## The task
Output every entry exactly, from the first line to the last.

## Information shown
- Opening Delimiter -
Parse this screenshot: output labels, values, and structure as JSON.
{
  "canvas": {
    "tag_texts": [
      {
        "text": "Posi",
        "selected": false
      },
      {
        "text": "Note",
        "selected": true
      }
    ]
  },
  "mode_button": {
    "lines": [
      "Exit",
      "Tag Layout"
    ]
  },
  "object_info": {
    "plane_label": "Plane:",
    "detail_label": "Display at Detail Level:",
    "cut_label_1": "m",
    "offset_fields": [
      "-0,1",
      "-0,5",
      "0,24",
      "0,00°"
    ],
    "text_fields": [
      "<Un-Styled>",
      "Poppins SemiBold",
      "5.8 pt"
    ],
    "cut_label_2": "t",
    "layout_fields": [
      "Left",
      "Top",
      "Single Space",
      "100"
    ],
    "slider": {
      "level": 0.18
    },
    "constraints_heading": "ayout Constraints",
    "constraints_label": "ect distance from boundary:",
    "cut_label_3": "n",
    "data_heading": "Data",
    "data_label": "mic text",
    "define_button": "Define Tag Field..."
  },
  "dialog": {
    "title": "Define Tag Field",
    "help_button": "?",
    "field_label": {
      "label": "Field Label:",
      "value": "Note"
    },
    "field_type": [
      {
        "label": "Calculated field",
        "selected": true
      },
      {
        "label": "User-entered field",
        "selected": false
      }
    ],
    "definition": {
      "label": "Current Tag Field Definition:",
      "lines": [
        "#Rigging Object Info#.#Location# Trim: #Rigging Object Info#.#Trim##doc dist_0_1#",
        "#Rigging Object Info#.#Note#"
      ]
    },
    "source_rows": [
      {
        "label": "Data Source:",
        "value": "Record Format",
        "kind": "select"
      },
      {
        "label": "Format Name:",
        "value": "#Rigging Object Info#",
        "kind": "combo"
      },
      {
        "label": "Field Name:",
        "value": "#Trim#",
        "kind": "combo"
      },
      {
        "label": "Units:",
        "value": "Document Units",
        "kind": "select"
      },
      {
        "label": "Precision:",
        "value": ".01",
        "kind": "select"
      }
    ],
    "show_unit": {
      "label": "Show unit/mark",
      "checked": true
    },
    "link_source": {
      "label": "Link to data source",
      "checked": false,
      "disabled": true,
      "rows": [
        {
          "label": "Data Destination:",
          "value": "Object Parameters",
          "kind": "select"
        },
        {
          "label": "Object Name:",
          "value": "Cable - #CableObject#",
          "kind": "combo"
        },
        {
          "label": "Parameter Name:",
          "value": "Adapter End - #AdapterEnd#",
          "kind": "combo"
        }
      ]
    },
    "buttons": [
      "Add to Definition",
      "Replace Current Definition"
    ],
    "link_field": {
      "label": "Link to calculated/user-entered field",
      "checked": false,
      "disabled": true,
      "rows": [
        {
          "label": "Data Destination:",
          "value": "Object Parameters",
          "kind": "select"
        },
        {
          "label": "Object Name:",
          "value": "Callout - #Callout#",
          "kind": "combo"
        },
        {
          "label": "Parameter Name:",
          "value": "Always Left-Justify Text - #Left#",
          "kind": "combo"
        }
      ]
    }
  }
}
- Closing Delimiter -
## Your response
Parse this screenshot: output labels, values, and structure as JSON.
{
  "canvas": {
    "tag_texts": [
      {
        "text": "Posi",
        "selected": false
      },
      {
        "text": "Note",
        "selected": true
      }
    ]
  },
  "mode_button": {
    "lines": [
      "Exit",
      "Tag Layout"
    ]
  },
  "object_info": {
    "plane_label": "Plane:",
    "detail_label": "Display at Detail Level:",
    "cut_label_1": "m",
    "offset_fields": [
      "-0,1",
      "-0,5",
      "0,24",
      "0,00°"
    ],
    "text_fields": [
      "<Un-Styled>",
      "Poppins SemiBold",
      "5.8 pt"
    ],
    "cut_label_2": "t",
    "layout_fields": [
      "Left",
      "Top",
      "Single Space",
      "100"
    ],
    "slider": {
      "level": 0.18
    },
    "constraints_heading": "ayout Constraints",
    "constraints_label": "ect distance from boundary:",
    "cut_label_3": "n",
    "data_heading": "Data",
    "data_label": "mic text",
    "define_button": "Define Tag Field..."
  },
  "dialog": {
    "title": "Define Tag Field",
    "help_button": "?",
    "field_label": {
      "label": "Field Label:",
      "value": "Note"
    },
    "field_type": [
      {
        "label": "Calculated field",
        "selected": true
      },
      {
        "label": "User-entered field",
        "selected": false
      }
    ],
    "definition": {
      "label": "Current Tag Field Definition:",
      "lines": [
        "#Rigging Object Info#.#Location# Trim: #Rigging Object Info#.#Trim##doc dist_0_1#",
        "#Rigging Object Info#.#Note#"
      ]
    },
    "source_rows": [
      {
        "label": "Data Source:",
        "value": "Record Format",
        "kind": "select"
      },
      {
        "label": "Format Name:",
        "value": "#Rigging Object Info#",
        "kind": "combo"
      },
      {
        "label": "Field Name:",
        "value": "#Trim#",
        "kind": "combo"
      },
      {
        "label": "Units:",
        "value": "Document Units",
        "kind": "select"
      },
      {
        "label": "Precision:",
        "value": ".01",
        "kind": "select"
      }
    ],
    "show_unit": {
      "label": "Show unit/mark",
      "checked": true
    },
    "link_source": {
      "label": "Link to data source",
      "checked": false,
      "disabled": true,
      "rows": [
        {
          "label": "Data Destination:",
          "value": "Object Parameters",
          "kind": "select"
        },
        {
          "label": "Object Name:",
          "value": "Cable - #CableObject#",
          "kind": "combo"
        },
        {
          "label": "Parameter Name:",
          "value": "Adapter End - #AdapterEnd#",
          "kind": "combo"
        }
      ]
    },
    "buttons": [
      "Add to Definition",
      "Replace Current Definition"
    ],
    "link_field": {
      "label": "Link to calculated/user-entered field",
      "checked": false,
      "disabled": true,
      "rows": [
        {
          "label": "Data Destination:",
          "value": "Object Parameters",
          "kind": "select"
        },
        {
          "label": "Object Name:",
          "value": "Callout - #Callout#",
          "kind": "combo"
        },
        {
          "label": "Parameter Name:",
          "value": "Always Left-Justify Text - #Left#",
          "kind": "combo"
        }
      ]
    }
  }
}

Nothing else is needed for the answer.